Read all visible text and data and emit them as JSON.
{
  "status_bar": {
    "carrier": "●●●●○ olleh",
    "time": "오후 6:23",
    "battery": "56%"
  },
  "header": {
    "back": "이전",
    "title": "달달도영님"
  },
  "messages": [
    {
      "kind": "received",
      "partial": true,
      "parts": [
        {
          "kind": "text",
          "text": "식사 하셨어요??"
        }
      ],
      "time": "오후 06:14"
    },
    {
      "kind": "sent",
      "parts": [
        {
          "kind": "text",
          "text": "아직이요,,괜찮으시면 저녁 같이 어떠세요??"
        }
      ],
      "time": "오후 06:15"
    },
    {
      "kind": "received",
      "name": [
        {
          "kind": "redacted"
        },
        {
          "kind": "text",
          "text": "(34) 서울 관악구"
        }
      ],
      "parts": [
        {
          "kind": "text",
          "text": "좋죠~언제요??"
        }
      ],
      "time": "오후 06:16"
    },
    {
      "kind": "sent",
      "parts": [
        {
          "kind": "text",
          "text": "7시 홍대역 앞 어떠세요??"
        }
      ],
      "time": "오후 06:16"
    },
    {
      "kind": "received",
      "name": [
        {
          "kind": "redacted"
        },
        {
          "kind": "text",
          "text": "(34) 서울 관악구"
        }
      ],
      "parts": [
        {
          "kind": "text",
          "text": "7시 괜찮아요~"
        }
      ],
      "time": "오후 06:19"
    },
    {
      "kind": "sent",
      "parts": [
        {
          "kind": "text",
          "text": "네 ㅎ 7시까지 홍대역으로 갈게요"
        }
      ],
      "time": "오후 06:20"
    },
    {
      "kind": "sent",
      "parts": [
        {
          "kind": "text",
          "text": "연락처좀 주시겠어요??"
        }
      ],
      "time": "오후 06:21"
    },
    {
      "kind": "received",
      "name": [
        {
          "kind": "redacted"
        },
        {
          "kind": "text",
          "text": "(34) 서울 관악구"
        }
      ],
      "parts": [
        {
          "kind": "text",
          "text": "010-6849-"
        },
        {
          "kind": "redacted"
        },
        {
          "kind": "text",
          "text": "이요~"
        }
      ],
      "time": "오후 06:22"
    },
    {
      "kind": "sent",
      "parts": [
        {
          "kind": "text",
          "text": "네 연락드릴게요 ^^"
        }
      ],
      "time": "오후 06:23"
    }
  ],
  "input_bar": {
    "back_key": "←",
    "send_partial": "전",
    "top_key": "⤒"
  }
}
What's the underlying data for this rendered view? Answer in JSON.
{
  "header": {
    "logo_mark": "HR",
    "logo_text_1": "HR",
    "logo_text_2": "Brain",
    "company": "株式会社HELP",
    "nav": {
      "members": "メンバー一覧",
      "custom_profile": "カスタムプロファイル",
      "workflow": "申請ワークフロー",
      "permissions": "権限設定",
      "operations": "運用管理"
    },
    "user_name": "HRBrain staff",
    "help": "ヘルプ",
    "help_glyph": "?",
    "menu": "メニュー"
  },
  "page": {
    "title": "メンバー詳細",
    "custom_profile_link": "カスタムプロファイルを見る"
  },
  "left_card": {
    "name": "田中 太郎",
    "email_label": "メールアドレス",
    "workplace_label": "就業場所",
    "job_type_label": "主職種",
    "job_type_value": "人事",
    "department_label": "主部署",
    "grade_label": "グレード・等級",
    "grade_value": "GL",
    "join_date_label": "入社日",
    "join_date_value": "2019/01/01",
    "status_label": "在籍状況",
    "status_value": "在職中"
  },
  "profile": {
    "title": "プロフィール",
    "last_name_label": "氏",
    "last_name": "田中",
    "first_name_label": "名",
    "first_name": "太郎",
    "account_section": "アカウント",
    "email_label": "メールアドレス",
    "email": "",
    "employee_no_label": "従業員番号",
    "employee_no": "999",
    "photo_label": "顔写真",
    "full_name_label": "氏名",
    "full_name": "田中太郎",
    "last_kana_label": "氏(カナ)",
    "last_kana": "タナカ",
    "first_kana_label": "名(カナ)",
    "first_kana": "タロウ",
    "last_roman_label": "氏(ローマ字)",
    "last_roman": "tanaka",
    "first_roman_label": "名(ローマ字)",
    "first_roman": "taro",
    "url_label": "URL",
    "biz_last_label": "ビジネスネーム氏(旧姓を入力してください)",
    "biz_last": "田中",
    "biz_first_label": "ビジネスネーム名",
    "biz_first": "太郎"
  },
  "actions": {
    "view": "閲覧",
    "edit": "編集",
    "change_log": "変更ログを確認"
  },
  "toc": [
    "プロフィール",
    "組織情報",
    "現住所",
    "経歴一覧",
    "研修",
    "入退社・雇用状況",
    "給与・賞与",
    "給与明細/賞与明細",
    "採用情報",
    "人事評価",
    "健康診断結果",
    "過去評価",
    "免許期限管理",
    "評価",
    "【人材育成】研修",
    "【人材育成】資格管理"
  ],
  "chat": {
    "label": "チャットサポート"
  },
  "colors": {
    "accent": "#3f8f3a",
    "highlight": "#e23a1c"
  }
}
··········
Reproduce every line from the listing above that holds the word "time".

_RESPONSE_.
    "time": "오후 6:23",
      "time": "오후 06:14"
      "time": "오후 06:15"
      "time": "오후 06:16"
      "time": "오후 06:16"
      "time": "오후 06:19"
      "time": "오후 06:20"
      "time": "오후 06:21"
      "time": "오후 06:22"
      "time": "오후 06:23"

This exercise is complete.